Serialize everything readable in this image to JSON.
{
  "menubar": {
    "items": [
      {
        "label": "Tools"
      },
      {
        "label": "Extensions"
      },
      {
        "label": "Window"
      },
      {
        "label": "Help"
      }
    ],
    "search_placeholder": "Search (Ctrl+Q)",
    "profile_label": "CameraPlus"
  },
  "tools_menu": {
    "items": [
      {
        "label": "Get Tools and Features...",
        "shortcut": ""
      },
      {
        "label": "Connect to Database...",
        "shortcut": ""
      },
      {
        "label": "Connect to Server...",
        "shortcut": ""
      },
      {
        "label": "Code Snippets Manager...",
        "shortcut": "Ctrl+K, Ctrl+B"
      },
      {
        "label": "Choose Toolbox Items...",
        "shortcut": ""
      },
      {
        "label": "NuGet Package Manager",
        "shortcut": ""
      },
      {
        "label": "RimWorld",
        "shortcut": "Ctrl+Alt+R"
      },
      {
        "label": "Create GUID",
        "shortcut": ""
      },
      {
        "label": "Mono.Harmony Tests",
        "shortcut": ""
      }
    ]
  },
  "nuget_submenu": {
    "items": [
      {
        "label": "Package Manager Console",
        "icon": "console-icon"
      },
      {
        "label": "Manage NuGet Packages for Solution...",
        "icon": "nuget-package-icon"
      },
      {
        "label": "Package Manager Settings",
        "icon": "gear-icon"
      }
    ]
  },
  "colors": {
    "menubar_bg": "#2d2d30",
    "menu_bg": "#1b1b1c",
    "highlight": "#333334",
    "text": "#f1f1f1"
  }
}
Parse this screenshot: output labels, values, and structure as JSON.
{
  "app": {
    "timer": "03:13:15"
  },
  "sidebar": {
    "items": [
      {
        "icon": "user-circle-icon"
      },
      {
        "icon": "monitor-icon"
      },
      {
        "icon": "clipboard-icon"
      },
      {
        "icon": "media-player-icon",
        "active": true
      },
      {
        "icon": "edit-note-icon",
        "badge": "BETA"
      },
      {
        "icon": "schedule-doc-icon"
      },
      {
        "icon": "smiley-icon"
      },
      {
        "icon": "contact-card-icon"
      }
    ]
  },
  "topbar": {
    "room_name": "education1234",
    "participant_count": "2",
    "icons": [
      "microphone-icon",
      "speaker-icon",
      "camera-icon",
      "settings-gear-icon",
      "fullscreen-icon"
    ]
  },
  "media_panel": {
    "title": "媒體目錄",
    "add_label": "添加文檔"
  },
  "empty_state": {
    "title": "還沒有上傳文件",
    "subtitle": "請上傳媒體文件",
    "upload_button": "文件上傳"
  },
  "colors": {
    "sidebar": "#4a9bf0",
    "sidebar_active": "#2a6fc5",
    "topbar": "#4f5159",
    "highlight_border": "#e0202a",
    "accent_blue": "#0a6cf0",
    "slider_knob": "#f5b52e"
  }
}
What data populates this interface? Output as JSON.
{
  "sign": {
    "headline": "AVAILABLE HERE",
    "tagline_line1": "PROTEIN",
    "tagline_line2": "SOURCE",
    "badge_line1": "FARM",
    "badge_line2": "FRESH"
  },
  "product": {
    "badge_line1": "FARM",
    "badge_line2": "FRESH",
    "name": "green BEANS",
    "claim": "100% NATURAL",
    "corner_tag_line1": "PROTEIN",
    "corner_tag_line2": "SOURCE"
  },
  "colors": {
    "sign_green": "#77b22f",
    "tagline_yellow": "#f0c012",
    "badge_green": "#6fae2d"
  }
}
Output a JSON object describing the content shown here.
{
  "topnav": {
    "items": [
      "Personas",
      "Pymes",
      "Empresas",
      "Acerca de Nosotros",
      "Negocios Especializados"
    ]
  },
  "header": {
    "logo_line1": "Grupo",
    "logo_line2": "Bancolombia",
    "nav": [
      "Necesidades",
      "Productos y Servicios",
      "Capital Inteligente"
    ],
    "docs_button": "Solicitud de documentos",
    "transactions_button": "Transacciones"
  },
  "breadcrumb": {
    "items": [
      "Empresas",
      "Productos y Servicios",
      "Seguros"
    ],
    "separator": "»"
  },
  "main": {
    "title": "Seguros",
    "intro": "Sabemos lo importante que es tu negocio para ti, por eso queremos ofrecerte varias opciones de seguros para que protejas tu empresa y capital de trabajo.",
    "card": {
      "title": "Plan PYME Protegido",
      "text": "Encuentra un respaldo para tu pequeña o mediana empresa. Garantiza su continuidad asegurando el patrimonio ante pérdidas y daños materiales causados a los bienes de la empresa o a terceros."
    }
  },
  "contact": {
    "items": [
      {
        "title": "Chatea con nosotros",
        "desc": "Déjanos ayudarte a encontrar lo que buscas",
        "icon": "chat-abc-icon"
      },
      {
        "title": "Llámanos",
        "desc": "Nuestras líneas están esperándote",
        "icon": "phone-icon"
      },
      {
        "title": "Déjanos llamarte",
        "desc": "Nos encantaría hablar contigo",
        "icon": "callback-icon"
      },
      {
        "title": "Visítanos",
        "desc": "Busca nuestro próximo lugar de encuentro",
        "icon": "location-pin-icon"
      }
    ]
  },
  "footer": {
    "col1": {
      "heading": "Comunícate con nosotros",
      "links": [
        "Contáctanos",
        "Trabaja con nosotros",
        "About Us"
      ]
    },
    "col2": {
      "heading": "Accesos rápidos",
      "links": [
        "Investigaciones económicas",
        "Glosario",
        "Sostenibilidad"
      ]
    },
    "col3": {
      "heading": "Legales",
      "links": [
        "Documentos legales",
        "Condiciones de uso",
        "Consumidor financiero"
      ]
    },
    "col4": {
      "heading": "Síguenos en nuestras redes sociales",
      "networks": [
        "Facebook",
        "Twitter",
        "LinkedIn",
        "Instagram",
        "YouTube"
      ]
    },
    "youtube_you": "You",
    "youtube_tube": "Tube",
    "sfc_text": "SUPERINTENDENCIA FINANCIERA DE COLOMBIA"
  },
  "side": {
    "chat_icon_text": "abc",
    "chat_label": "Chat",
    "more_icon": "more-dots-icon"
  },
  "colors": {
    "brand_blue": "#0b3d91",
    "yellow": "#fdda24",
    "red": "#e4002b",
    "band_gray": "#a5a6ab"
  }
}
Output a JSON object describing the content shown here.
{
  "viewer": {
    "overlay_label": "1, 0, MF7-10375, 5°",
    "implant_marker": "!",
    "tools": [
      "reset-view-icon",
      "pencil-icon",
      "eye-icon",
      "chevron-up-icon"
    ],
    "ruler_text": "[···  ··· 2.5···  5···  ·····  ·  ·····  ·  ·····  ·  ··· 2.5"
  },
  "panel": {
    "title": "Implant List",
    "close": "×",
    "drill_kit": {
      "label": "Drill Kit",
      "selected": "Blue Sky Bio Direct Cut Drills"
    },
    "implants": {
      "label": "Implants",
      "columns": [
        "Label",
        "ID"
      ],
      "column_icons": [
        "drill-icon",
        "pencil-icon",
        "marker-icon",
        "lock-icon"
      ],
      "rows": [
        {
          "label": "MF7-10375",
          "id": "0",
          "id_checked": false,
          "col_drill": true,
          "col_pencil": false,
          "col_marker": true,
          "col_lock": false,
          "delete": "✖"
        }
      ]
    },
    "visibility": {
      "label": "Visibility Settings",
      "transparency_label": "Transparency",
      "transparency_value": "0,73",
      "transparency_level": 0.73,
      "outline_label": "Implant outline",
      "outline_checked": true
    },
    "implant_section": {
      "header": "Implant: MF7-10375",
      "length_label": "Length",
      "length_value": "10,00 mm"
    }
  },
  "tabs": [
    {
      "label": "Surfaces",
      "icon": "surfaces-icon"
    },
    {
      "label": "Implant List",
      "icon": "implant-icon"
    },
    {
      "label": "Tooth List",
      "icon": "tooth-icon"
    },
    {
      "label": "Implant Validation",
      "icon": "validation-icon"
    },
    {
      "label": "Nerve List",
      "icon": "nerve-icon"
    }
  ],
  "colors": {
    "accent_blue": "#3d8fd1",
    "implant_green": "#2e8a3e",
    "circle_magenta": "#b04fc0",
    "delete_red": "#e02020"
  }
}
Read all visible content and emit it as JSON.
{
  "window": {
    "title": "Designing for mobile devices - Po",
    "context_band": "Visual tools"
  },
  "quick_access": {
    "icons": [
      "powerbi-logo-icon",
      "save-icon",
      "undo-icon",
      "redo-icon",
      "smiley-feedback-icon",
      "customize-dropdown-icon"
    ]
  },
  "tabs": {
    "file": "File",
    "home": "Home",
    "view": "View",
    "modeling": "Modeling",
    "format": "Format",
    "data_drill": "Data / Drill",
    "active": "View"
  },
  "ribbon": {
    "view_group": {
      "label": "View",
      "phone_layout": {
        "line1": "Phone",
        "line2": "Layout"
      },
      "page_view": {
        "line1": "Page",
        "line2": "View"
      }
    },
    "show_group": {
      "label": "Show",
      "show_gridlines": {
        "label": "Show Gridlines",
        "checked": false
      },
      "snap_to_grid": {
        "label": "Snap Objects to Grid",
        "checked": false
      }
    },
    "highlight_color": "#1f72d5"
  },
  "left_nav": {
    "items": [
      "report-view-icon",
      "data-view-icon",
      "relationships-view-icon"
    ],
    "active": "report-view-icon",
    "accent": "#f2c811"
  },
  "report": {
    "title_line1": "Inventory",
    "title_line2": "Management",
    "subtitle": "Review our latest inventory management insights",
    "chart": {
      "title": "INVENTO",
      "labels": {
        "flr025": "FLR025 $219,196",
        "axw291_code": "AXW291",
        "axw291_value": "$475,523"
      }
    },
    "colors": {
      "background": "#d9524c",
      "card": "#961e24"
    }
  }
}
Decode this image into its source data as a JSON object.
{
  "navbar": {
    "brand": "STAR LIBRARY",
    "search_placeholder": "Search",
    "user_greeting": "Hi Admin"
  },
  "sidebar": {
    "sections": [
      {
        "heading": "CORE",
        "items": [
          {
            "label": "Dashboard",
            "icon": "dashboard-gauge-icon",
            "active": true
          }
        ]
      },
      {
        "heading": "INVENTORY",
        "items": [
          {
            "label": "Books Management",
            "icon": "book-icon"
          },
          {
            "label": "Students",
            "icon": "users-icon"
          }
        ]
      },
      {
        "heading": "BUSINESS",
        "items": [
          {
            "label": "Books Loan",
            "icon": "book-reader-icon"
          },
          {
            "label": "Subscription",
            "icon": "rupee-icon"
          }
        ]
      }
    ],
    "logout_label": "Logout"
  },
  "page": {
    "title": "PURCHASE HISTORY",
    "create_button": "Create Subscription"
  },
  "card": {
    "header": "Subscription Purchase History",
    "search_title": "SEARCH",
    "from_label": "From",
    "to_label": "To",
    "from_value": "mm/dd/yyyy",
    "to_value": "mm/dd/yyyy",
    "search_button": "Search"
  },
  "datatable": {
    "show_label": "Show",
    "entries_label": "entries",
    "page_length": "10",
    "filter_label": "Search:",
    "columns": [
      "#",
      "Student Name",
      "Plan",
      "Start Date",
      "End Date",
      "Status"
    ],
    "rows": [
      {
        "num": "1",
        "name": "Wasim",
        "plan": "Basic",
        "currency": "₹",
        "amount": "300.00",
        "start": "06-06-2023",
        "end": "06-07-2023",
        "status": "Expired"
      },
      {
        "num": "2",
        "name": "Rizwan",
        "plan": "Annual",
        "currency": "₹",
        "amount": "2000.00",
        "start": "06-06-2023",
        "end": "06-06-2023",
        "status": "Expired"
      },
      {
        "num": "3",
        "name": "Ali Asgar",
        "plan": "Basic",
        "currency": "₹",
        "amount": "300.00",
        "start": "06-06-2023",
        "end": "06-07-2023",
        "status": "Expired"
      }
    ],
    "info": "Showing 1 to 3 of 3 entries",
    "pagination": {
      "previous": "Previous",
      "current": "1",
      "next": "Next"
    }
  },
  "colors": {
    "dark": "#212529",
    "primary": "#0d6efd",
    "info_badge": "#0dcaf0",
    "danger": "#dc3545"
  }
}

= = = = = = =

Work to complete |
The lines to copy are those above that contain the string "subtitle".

Output |
    "subtitle": "請上傳媒體文件",
    "subtitle": "Review our latest inventory management insights",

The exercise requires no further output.